“Jan said, ‘You should go and see Steve (Stephen van Mil, Founder, Director and CEO) at The Byron Bay Wildlife Hospital.’ So, I did, and when Jan had more free time, she joined me. We have a great time together. We see what they do in there. It’s mind-boggling. The ward is always full, and it helps me understand more about wildlife every week,” says Delvene.
“I’ve loved animals my life whole life. I’m a country girl,” says Jan, who lives in Suffolk Park and saw first-hand the destruction of habitat caused by the recent natural disasters. “When the floods came, the birdsong stopped for a while.” Jan looks away, and I have no doubt that in that moment, we each privately recall that terrible silence and sense of loss and helplessness. “And now they’re back, and it just warms my heart to wake up to that every morning. So, when Dele said, ‘let’s do some volunteer work’ I didn’t have to think twice about it. I’ve got a busy life, but I make time every week for this because it means so much to my heart.”
Delvene says it feels nice to be able to feel that she can make a contribution to the vets, emotionally and in terms of morale, not just financially. “Because I’m there, I see them working – they don’t even stop for a drink of water!” she says. “They are so dedicated and devoted and need to be supported. The kangaroos can’t storm parliament, so somebody has to act on their behalf. The Australian Government is not doing enough for our native animals, and I find that ridiculous, and immoral, and irresponsible. They’re not listening. Australia still has the largest extinction rate of mammals in the world – mammals that don’t exist anywhere else. That’s shameful.
“We need people to be aware that if we don’t get decent additional funding, the facility will close. And that’ll be everybody’s loss. You can support by volunteering for a three-hour shift once a week. You’ll start learning about the wildlife around us, and then you add all of these extra, beautiful layers to your life, and it enriches you as well. We love Byron Bay, we love living here, and being around nature. But nature needs animals.

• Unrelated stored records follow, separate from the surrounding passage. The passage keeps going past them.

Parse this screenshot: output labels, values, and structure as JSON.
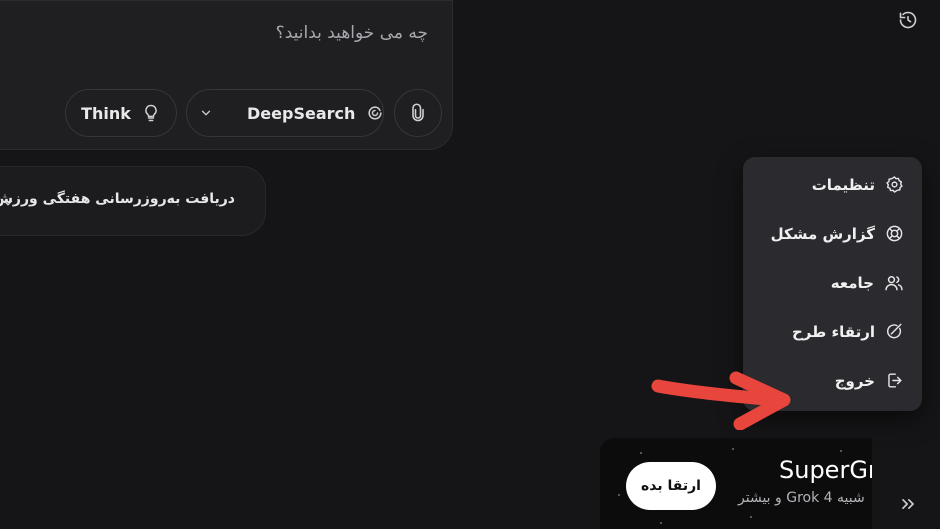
{
  "prompt": {
    "placeholder": "چه می خواهید بدانید؟",
    "think_label": "Think",
    "deepsearch_label": "DeepSearch"
  },
  "suggestion": {
    "label": "دریافت به‌روزرسانی هفتگی ورزش"
  },
  "menu": {
    "items": [
      {
        "label": "تنظیمات",
        "icon": "gear-icon"
      },
      {
        "label": "گزارش مشکل",
        "icon": "help-ring-icon"
      },
      {
        "label": "جامعه",
        "icon": "users-icon"
      },
      {
        "label": "ارتقاء طرح",
        "icon": "upgrade-plan-icon"
      },
      {
        "label": "خروج",
        "icon": "logout-icon"
      }
    ]
  },
  "promo": {
    "title": "SuperGrok",
    "subtitle": "شبیه Grok 4 و بیشتر",
    "button_label": "ارتقا بده"
  },
  "colors": {
    "background": "#151416",
    "menu_bg": "#2b2a2e",
    "annotation_arrow": "#e8453c"
  }
}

“Before my husband passed, I said to him, ‘What kind of bird do you want to be remembered by?’ At first John said “A Spangled Drongo, because they are migratory.” The next year, I said ‘Are you sure you still want to be remembered as a Spangled Drongo?’ He said, ‘No, no. A Kookaburra.’ And I asked, ‘Why is that?’ John said, ‘Because they make people laugh’. And I thought, ‘how noble and wonderful.’ Then, later on, I realised that it’s because you hear them first in the morning and last at night. I thought, ‘clever bugger, always having the last laugh’.
“I came home from the hospital just after John had passed and a big, male Kookaburrra landed at my feet. They now sit in John’s special tree, which we’ve tied message ribbons on to, and they are around me all the time, as I think he is.”
Feature image: Delvene Delaney and Jan Smith at the Byron Wildlife Hospital Photo Lyn McCarthy – Niche Pictures